Across both types of departments, the results show a rise in the proportion of people rating their overall experience with the top score of 10 out of 10. Of those who attended a Type 1 department, 29% gave this score in 2018, compared to 27% in 2016. For people treated in Type 3 departments, 37% scored their experience as 10 in 2018, up from 33% in 2016.
While the majority of responses reflect a positive experience, the 2018 survey results also identified some areas where NHS trusts could improve.
Responses to questions on waiting times showed that less than a third (32%) of patients waited 15 minutes or less to speak to a doctor or nurse when they first arrived at a Type 1 department. A third (33%) reported waiting over an hour before they were first examined, including 5% who said they waited more than four hours (4% in 2016). In addition, 41% of respondents said that their visit to A&E lasted for more than four hours (up from 40% in 2016) and results show that this group had a worse than average experience across most question areas.

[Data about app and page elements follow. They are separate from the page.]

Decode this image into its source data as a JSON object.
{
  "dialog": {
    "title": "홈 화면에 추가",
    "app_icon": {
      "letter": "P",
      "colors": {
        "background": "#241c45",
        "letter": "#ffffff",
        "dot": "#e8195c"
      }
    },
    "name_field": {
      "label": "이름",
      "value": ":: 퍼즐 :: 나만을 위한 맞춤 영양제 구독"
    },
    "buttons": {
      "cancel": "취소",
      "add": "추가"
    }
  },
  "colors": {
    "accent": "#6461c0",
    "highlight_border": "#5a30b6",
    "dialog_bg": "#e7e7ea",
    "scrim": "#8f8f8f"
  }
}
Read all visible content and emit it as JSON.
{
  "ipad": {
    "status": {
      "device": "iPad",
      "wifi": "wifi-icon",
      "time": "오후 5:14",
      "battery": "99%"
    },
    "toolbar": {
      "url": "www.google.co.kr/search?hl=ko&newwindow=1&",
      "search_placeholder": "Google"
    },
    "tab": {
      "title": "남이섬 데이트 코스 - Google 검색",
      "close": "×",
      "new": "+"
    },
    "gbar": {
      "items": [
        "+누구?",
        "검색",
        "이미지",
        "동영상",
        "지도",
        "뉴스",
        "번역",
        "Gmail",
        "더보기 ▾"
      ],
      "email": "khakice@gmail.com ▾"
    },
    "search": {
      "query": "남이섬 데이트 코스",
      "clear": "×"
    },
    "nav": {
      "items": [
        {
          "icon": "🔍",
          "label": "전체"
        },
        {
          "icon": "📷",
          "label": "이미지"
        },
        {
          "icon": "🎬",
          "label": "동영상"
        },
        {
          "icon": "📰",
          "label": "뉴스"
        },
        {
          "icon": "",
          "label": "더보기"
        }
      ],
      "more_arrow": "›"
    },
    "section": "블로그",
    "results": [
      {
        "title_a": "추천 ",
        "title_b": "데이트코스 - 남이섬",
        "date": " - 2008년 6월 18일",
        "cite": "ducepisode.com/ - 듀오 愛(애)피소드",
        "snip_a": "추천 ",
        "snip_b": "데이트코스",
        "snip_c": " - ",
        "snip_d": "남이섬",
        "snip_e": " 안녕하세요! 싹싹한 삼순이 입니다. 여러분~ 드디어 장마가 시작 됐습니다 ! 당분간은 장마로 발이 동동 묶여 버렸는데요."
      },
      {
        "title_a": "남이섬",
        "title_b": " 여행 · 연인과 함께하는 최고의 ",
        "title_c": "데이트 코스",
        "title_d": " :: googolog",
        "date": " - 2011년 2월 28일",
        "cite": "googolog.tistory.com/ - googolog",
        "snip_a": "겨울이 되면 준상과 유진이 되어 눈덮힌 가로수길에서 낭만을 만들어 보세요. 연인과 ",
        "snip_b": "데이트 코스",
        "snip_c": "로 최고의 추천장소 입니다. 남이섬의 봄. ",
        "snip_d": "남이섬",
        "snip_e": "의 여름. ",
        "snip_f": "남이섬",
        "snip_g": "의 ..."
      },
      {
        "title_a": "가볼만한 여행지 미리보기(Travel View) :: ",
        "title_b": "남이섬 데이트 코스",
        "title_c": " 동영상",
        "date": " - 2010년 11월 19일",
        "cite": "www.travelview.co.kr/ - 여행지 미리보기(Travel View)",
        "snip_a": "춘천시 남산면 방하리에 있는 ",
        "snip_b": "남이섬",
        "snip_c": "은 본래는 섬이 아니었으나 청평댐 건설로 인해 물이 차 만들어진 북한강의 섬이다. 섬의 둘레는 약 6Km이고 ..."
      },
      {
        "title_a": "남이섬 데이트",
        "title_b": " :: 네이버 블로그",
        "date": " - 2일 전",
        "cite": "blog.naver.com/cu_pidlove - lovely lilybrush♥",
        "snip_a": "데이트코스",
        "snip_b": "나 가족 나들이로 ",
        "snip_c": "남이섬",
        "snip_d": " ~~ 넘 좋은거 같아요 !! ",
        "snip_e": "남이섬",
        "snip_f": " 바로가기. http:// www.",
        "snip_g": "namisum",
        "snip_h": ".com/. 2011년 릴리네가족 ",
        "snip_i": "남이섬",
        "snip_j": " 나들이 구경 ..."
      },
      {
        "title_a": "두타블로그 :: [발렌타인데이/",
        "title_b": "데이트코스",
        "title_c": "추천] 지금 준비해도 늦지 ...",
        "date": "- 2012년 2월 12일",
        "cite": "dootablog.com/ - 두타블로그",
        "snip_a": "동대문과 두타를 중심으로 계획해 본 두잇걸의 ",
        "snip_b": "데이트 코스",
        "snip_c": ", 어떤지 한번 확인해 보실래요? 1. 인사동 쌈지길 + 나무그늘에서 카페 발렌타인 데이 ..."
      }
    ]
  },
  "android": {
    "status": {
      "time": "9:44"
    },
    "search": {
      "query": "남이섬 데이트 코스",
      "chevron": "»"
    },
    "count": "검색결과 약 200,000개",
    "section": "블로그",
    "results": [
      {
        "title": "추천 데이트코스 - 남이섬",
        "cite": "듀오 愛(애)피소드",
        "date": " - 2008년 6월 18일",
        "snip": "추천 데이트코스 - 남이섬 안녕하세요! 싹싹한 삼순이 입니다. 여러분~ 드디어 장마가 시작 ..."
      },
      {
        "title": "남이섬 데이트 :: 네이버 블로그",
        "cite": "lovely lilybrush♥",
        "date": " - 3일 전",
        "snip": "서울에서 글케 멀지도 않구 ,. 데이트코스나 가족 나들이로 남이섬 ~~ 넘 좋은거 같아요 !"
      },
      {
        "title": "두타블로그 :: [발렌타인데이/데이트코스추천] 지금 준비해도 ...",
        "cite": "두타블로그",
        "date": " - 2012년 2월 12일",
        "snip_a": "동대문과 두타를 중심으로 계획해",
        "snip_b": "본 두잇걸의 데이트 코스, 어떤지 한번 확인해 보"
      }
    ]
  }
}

The majority of people who visited a Type 3 service also reported waiting longer than recommended – 57% who had attended with a pre-booked appointment and 65% without an appointment said they waited more than 15 minutes before they first spoke to a health professional. However, this year’s results show a significant fall in the proportion of people who said their total visit to an urgent care centre or minor injuries unit lasted more than 4 hours (12% in 2018 down from 15% in 2016).
Less than half (45%) of those discharged from a Type 1 service said that a member of staff ‘definitely’ told them when they could resume their usual activities (if this information was needed) and over a quarter (26%), said they were not told who to contact if they were worried about their condition or treatment after they left (27% in 2016).
Across both service types, just over half (55% of Type 1 respondents and 56% of Type 3 respondents) felt that staff ‘definitely’ did everything they could to help control their pain.
Professor Ted Baker, CQC’s Chief Inspector of Hospitals, said:
“I’m pleased to see that the majority of people surveyed continue to report positively about their experience. This is despite the pressures that urgent and emergency care services are under and is a testament to the dedication and hard work of hospital staff across the country.
“However, it is disappointing that in some areas people’s experience continues to fall short. We cannot ignore the increasing impact of lengthy waiting times particularly for those patients attending A&E departments. Patients who are seriously ill and need urgent care should be consistently identified in a timely way, so it is concerning that such a low proportion say they waited 15 minutes or less for an assessment.
“Information provision when leaving hospital and help from staff with pain control were also areas where people were less positive, pointing to the impact of increased demand and pressures on staff who are at full stretch.
“We know there are huge challenges in managing demand for urgent and emergency care services. Emergency departments are under considerable and increasing pressure and need the support of the whole hospital and surrounding local health and social care system to manage the workload.
“I would like trusts to reflect on their survey results to understand what their patients really think and help identify what individual changes they can make to drive improvements, particularly where more effective integration with other services may be of benefit.”
In addition to a report on the findings for England, CQC has published the results for each of the 132 individual trusts that took part so that people can see how their local services performed, and a report identifying those trusts that have performed better or worse across the survey overall.
CQC will continue to use the findings as part of its wider monitoring of the quality of hospital services and to plan and target its inspections.